11 posts tagged "Carla Sozzani"
The French Open is well under way, a fine time to remind us all that there’s bad tennis fashion and good tennis fashion. In the latter category: the recent collaboration between Lacoste and Carla Sozzani, doyenne of 10 Corso Como. The Lacoste alligator has always been up for a little imaginative tweaking—the brand has collaborated with everyone from Jeffrey Kalinsky to the Campana Brothers—and Sozzani has given him a new accessory: a bouquet of tennis ball flowers, which he carries in his mouth on scallop-hem polos, shorts, and sneakers. The limited-edition capsule collection, available at 10CC’s Milan and Seoul boutiques and online, was inspired by Sozzani’s daughter, who apparently imagined she was a crocodile while growing up. This had mama scouring the market for croc collectibles and buying a lot of Lacoste polos over the years. (The Lacoste logo is technically a gator, not a croc, but never mind that.) The younger Sozzani may be a crocodile, but her mother’s a fashion plate through and through. Asked how she’d wear the new collection, Sozzani opined, “I’d wear the sneakers and a bag to accessorize my Alaïa dresses.”
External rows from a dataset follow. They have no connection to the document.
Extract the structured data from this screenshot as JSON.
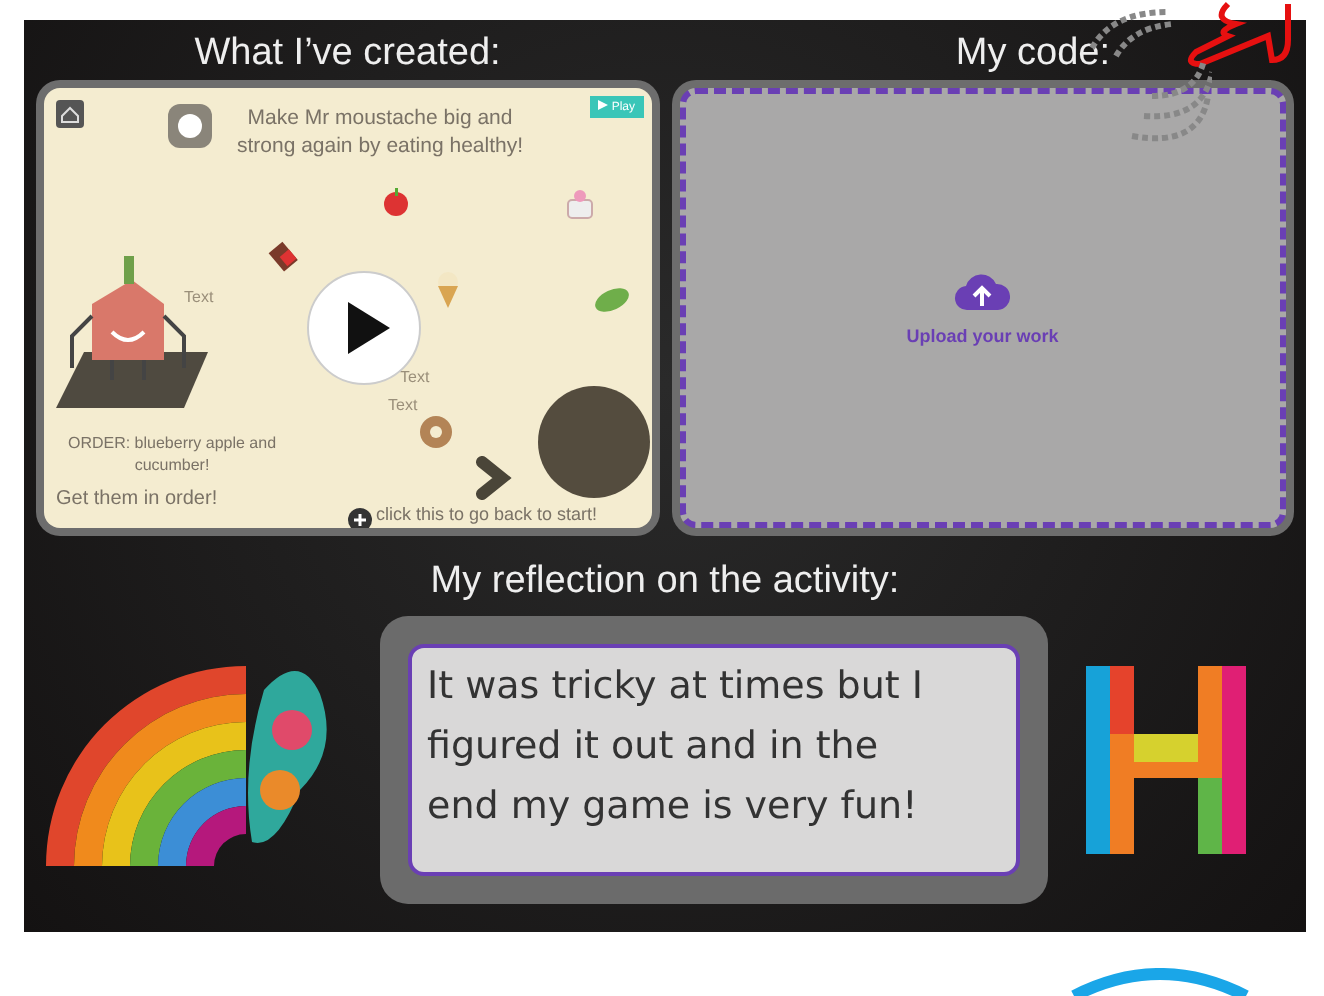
{
  "created": {
    "title": "What I’ve created:",
    "game": {
      "instruction": "Make Mr moustache big and strong again by eating healthy!",
      "play_button": "Play",
      "order": "ORDER: blueberry apple and cucumber!",
      "hint": "Get them in order!",
      "back": "click this to go back to start!",
      "labels": [
        "Text",
        "Text",
        "Text"
      ]
    }
  },
  "code": {
    "title": "My code:",
    "upload": "Upload your work"
  },
  "reflection": {
    "title": "My reflection on the activity:",
    "text": "It was tricky at times but I figured it out and in the end my game is very fun!"
  }
}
Nicholas Kirkwood isn’t the only London-based designer with shoe news, it turns out. At the party i-D threw for him, Christopher Kane revealed that the heels on his Fall ’10 runway (left) are the first styles in a new collaborative range with Giuseppe Zanotti. And on Tuesday, at her traditional London fashion week tea, Charlotte Olympia designer Charlotte Dellal ‘fessed up that she’s opening a store off Bond Street in seven weeks or so. Come fall delivery time, shoppers will find satin-covered footwear in rainbow colors, vertiginously high or ballet flat, and each pair will come in a set with matching stockings, a first for the brand. “We’re not selling the stockings separately,” Dellal explained. “They’re designed to go with the shoes, tone-on-tone.”
London shoppers looking for a louder volume, meanwhile, should head to Liberty. The buzz in the U.S. has centered on the store’s collaboration with Target, which will bring Liberty-print apparel and housewares to both countries, but on Tuesday, the celebrations were for a different collab—with Milan’s 10 Corso Como. Liberty CEO Geoffroy de La Bourdonnaye and 10CC’s Carla Sozzani co-hosted a cocktail party to celebrate the effort, which prints bikinis (below), sun hats, wallets, and scarves from the Milanese store with Deco-era Liberty prints from the archives. Yasmin Sewell, Liberty’s chief creative consultant and one of the driving forces behind the update of the store’s fashion floors, was on hand and took the opportunity to talk up the latest local designer to blow out the doors. “Michael van der Ham is killing it,” Sewell said of the designer, who showed his second collection earlier in the week at Fashion East. “We just got his first collection in, and it’s selling out.” Coincidentally, we’d caught up with van der Ham the day prior, at his stand at the New Gen installation at Somerset House, and he’d explained that one of the inspirations behind his collaged designs is a series of Warhol films composed of sundry, spliced-together footage. Van der Ham is on the laconic side, and he speaks softly, but it’s worth pricking up your ears: You’ll be hearing more from him soon.
Friday morning attracted an impressive assortment of fashion identities at the Raleigh hotel in Miami as Vogue Italia‘s Franca Sozzani hosted a breakfast to unveil—wait for it—a duck. Not just any duck, however. This one, a giant resin sculpture (pictured at left) measuring in around one meter, is British contemporary artist Stuart Semple’s ode to the iconic mascot of Moncler. “It’s just a very funny and different way of seeing the symbol of the brand,” attested Sozzani, who, with sister Carla, greeted Bruce Weber, Roxanne Lowit, Bob Colacello, Thom Browne, and Stefano Tonchi (complete with his tennis racquet fresh from an early morning match). Next up on the duck’s itinerary is Aspen for a Moncler store opening at the end of the month, followed by an auction with all proceeds from the Moncler Toy Charity Project to be donated to the Child Priority Foundation.